Both therapies for Graves’ disease (GD), radioactive iodine (RAI) and antithyroid drugs (ATD), were reported to have specific immune effects. We aimed at investigating the effects of RAI therapy on cellular subsets involved in immune regulation.

We conducted a thirty day follow-up prospective cohort study of adult patients. Patients eligible for RAI therapy at our centre were approached. Twenty seven patients with GD were recruited, among whom 11 were treated with ATD. Twenty-two healthy subjects (HS) were also studied. Over time, frequency of regulatory T cells (Treg) and of invariant natural killer T cells (iNKT), along with Treg cell-mediated suppression and underlying mechanisms, were monitored in the peripheral blood. Variance in frequency of Treg and iNKT after RAI therapy was higher in GD patients than in HS over time (p < 0.0001). Reduced Treg suppressive function was observed after RAI therapy in GD patients (p = 0.002). ATD medication prior to RAI dampened these outcomes: less variation of Treg frequency (p = 0.0394), a trend toward less impaired Treg function, and prevention of reduced levels of suppressive cytokines (p < 0.05).

Shortly after RAI therapy, alterations in immunoregulatory cells in patients with GD were observed and partially prevented by an ATD pretreatment. Worsening of autoimmunity after RAI was explained in previous studies by enhanced immune activity. This study adds new highlights on immune regulation deficiencies after therapeutic interventions in thyroid autoimmunity.

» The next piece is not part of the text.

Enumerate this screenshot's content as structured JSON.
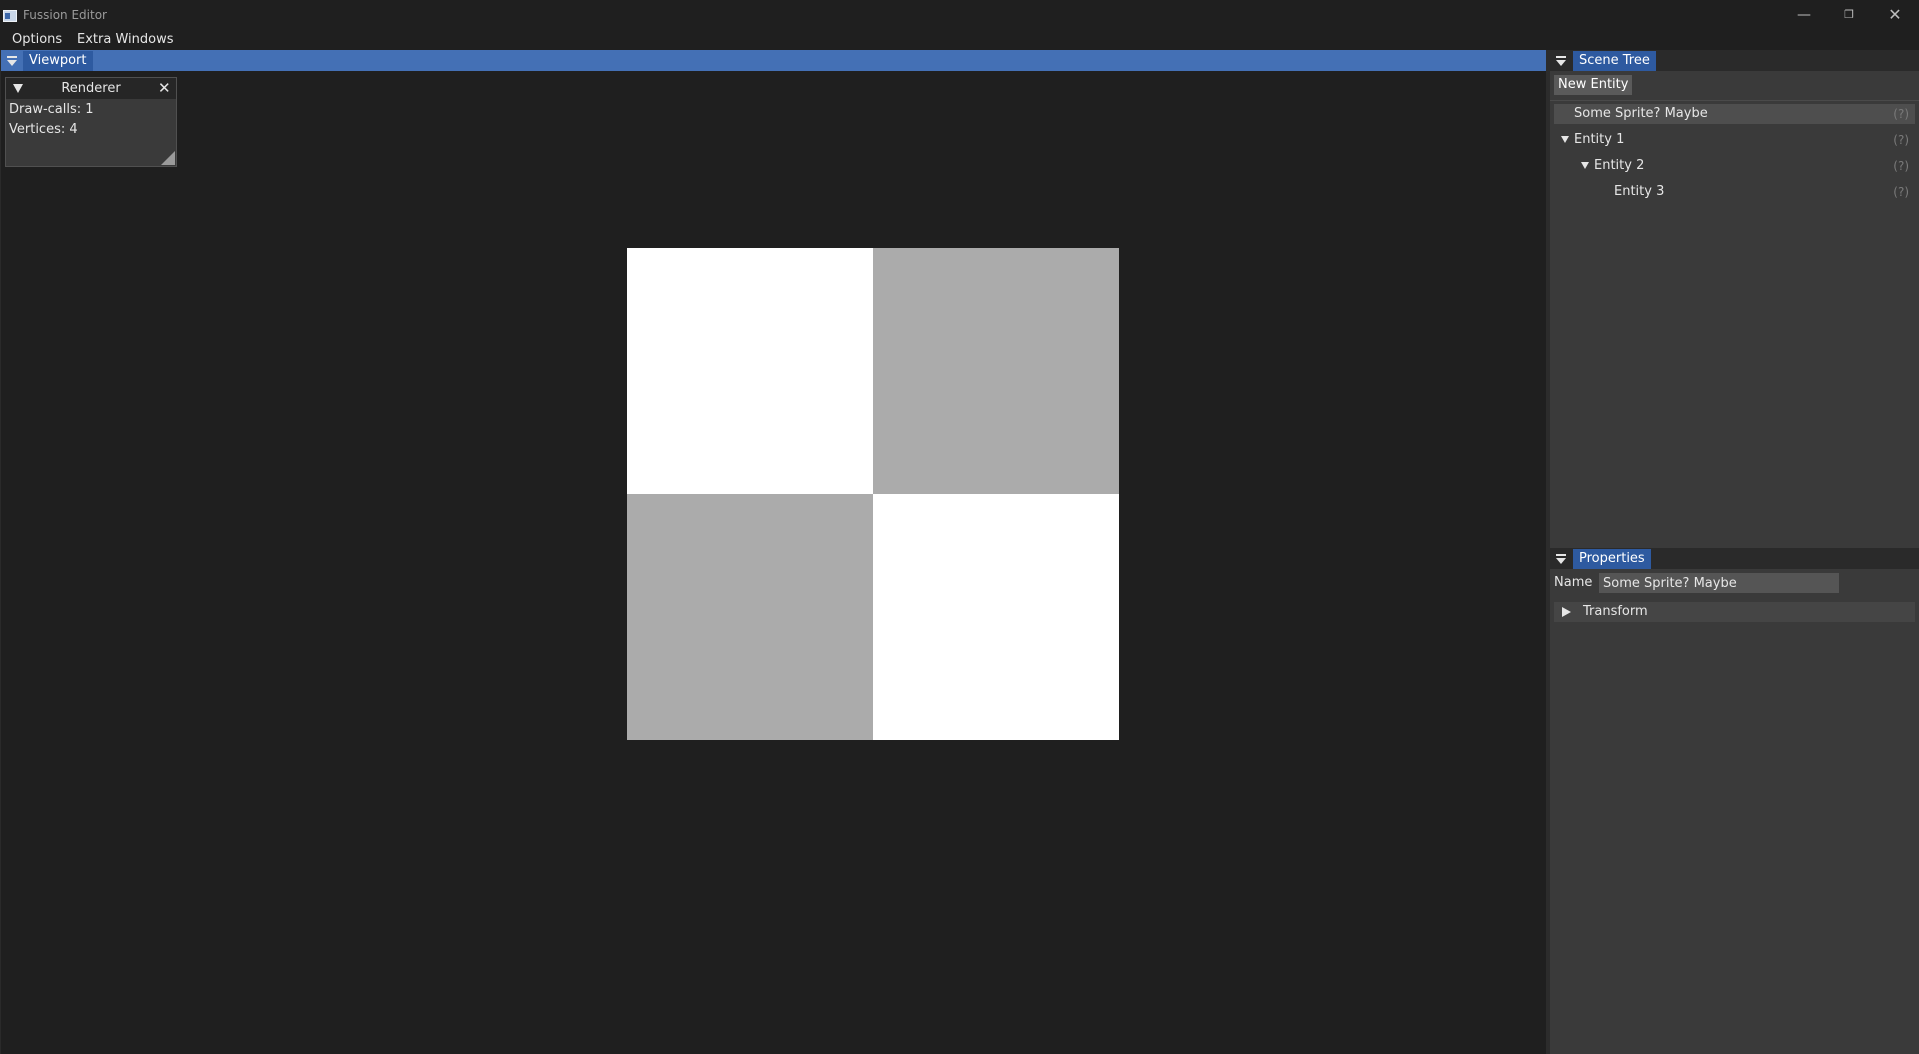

organization: Sherbrooke University Hospital and Faculty of Medicine, Canada

DOI: 10.1007/s12020-015-0832-2